There are many ways to come into bakasana and my intention here is to find a way that allows you to breathe into your belly while it is firm.  I do not mean to infer that other ways are incorrect.  I like practicing this way because, as you will see in the video, I can smile and talk and have a good time in a strong pose because I am at ease.

The great thing about this way of coming into bakasana is that there is only one basic instruction, albeit with a few caveats.

That basic instruction is to start with a relaxed belly and attempt to push the hips forward.  This is not a pelvic tuck.
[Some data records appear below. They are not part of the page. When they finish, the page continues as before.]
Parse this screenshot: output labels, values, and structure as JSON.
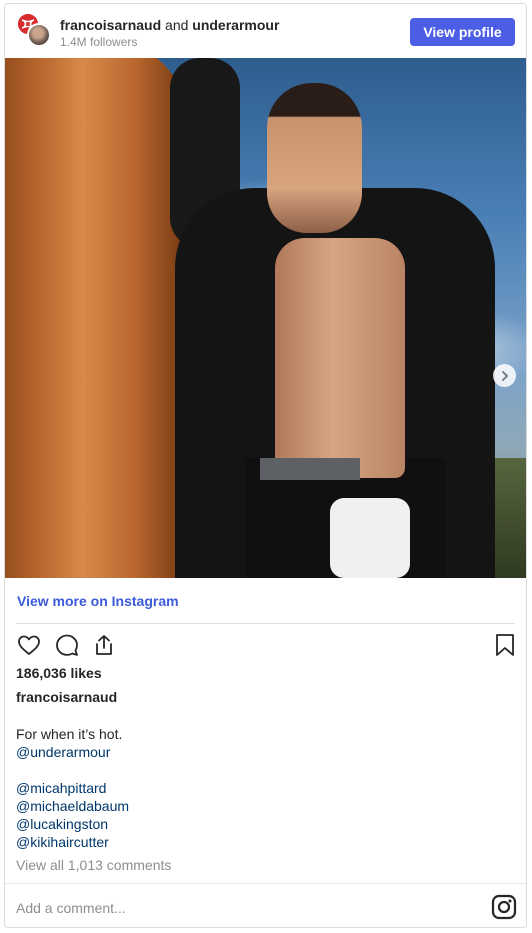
{
  "header": {
    "user1": "francoisarnaud",
    "connector": "and",
    "user2": "underarmour",
    "followers": "1.4M followers",
    "view_profile_label": "View profile"
  },
  "post": {
    "view_more_label": "View more on Instagram",
    "likes": "186,036 likes",
    "owner": "francoisarnaud",
    "caption_line1": "For when it’s hot.",
    "caption_mention": "@underarmour",
    "tagged": [
      "@micahpittard",
      "@michaeldabaum",
      "@lucakingston",
      "@kikihaircutter"
    ],
    "comments_link": "View all 1,013 comments",
    "add_comment_placeholder": "Add a comment..."
  },
  "carousel": {
    "count": 2,
    "active_index": 0
  },
  "icons": [
    "heart-icon",
    "comment-icon",
    "share-icon",
    "bookmark-icon",
    "chevron-right-icon",
    "instagram-icon"
  ],
  "colors": {
    "accent": "#4c5ee6",
    "link": "#3b5bdb",
    "mention": "#00376b",
    "muted": "#8e8e8e"
  }
}
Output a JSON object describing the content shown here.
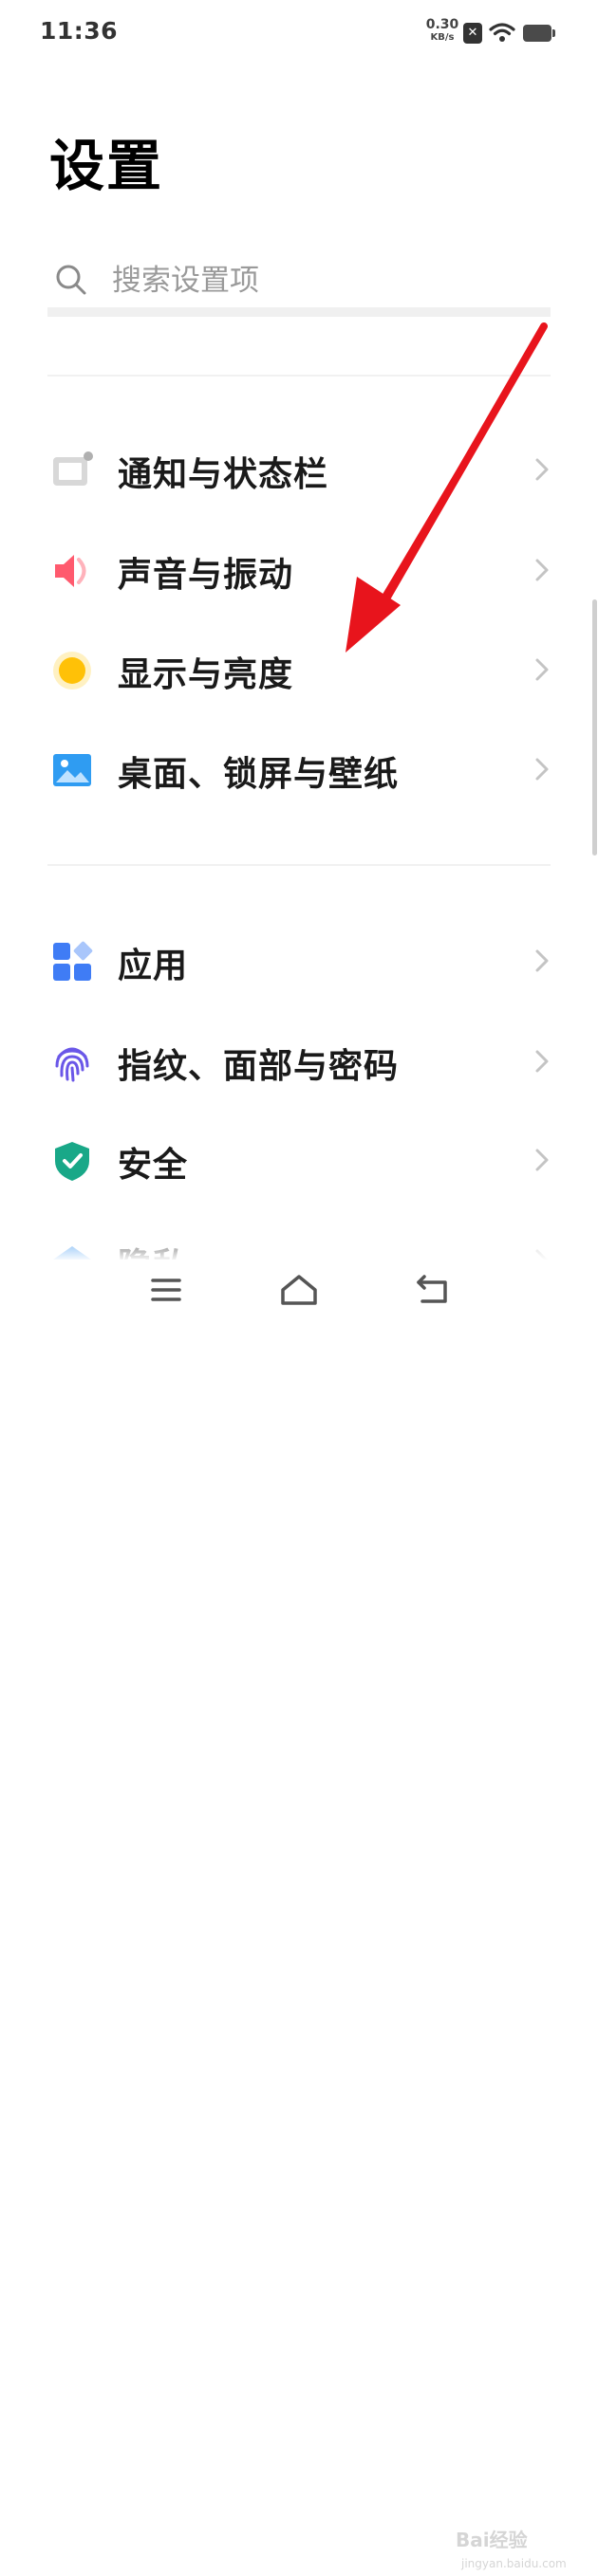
{
  "status_bar": {
    "time": "11:36",
    "net_speed_value": "0.30",
    "net_speed_unit": "KB/s",
    "sim_icon": "no-sim-icon",
    "wifi_icon": "wifi-icon",
    "battery_icon": "battery-icon"
  },
  "header": {
    "title": "设置"
  },
  "search": {
    "placeholder": "搜索设置项",
    "icon": "search-icon"
  },
  "settings": {
    "group1": [
      {
        "label": "通知与状态栏",
        "icon": "notification-icon",
        "color": "#9e9e9e"
      },
      {
        "label": "声音与振动",
        "icon": "speaker-icon",
        "color": "#ff5a6e"
      },
      {
        "label": "显示与亮度",
        "icon": "brightness-icon",
        "color": "#ffc107"
      },
      {
        "label": "桌面、锁屏与壁纸",
        "icon": "wallpaper-icon",
        "color": "#2f9cf2"
      }
    ],
    "group2": [
      {
        "label": "应用",
        "icon": "apps-icon",
        "color": "#3f7cf5"
      },
      {
        "label": "指纹、面部与密码",
        "icon": "fingerprint-icon",
        "color": "#6a57e8"
      },
      {
        "label": "安全",
        "icon": "shield-icon",
        "color": "#19a888"
      },
      {
        "label": "隐私",
        "icon": "privacy-icon",
        "color": "#2f8ff0"
      }
    ]
  },
  "nav": {
    "menu_icon": "menu-icon",
    "home_icon": "home-icon",
    "back_icon": "back-icon"
  },
  "watermark": {
    "line1": "Bai经验",
    "line2": "jingyan.baidu.com"
  },
  "annotation": {
    "arrow_color": "#e8141c"
  }
}
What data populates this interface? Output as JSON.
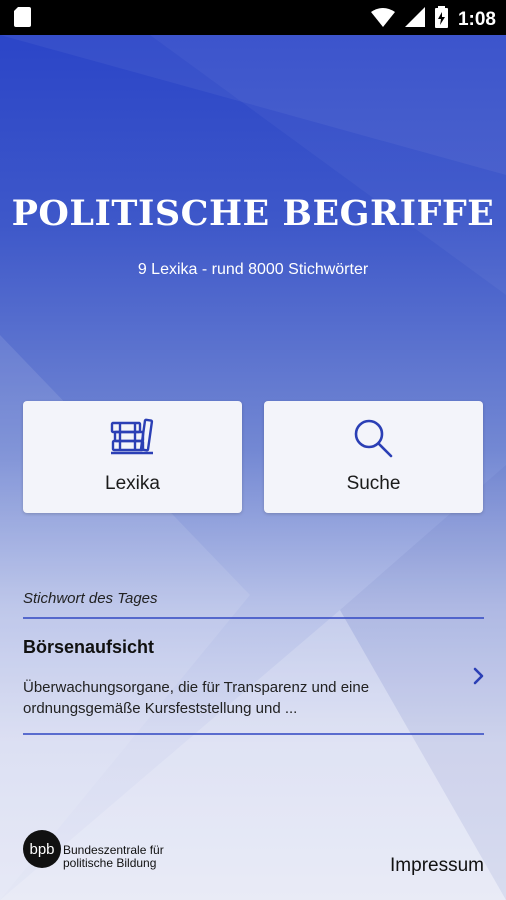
{
  "status_bar": {
    "time": "1:08"
  },
  "header": {
    "title": "POLITISCHE BEGRIFFE",
    "subtitle": "9 Lexika - rund 8000 Stichwörter"
  },
  "cards": [
    {
      "label": "Lexika",
      "icon": "books-icon"
    },
    {
      "label": "Suche",
      "icon": "search-icon"
    }
  ],
  "word_of_day": {
    "section_label": "Stichwort des Tages",
    "title": "Börsenaufsicht",
    "description": "Überwachungsorgane, die für Transparenz und eine ordnungsgemäße Kursfeststellung und ..."
  },
  "footer": {
    "logo_text": "bpb",
    "org_line1": "Bundeszentrale für",
    "org_line2": "politische Bildung",
    "impressum": "Impressum"
  },
  "colors": {
    "accent": "#2b3fb5",
    "background_top": "#2b45c8",
    "background_bottom": "#e4e7f5"
  }
}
If you watch the video you will see I start in standing.  I soften the knees.  I let the sitting bones feel as though they are melting down the back of the legs (give length to the lower back, this is not a pelvic tuck).  I relax my belly and breathe into it.

I poke my fingers deep into my squishy belly so you can see it is relaxed.  As a little sidebar, I don't normally walk around with my t-shirt tied up in an 80s Flashdance knot, I just wanted to show you I am  not sucking all of my belly in and that I am starting with a soft belly.

Then I simply move both hips forward.

If you perform this action yourself you should feel that your lower belly automatically becomes firm.  You didn't have to tell it to do so, it just did.  Isn't your body amazing?  This is what I have learned as creating firmness through posture.

Note, you will be unlikely to feel this if you started with a tense belly.  So, let it relax.  Let it hang out.

When done correctly you should still be able to breathe into your belly, although it will not feel as though it is moving out so much anymore.  This is because it has become firm through the posture.

Once you understand this in standing you can try to maintain this feeling as you fold forward.  Only do this if it feels safe and comfortable for you to do.

You can see that I bend my knees to do a forward bend.  This helps me keep the forward momentum of the hips and the postural firmness.

The thing is, as you fold forward the firmness is going to want to escape.  It will almost definitely escape if you try to stick your bottom back and up.  If you look at me, I am trying to move more forward and down so the hips can keep trying to move forward.

To come all the way to the floor my bottom will actually move back a little.  But I keep trying to move it forward.

If, when you put your hands flat on the floor you feel you have lost the firmness then come back up again and try again.

When you can maintain this firmness, lean further into the hands--as much as is safe and comfortable for you.

Perhaps your feet will start to become light and you can dance your toes in so your knees come to rest on your upper arms.  I am not gripping or squeezing them.  I am resting them lightly.  As lightly as possible.  The power if coming from the firmness I have created in my torso and this helps me generate lift so I do not sink.

I apply these principles in other arm balances too.  However, I use postural firmness like this in all of my postures. My whole yoga practice is using my core.  Using it in a very special way; to quote Simon, to create stability with mobility and ease.

Please watch and re-watch is incredible video on the matter of whether it is correct to pull navel to spine here.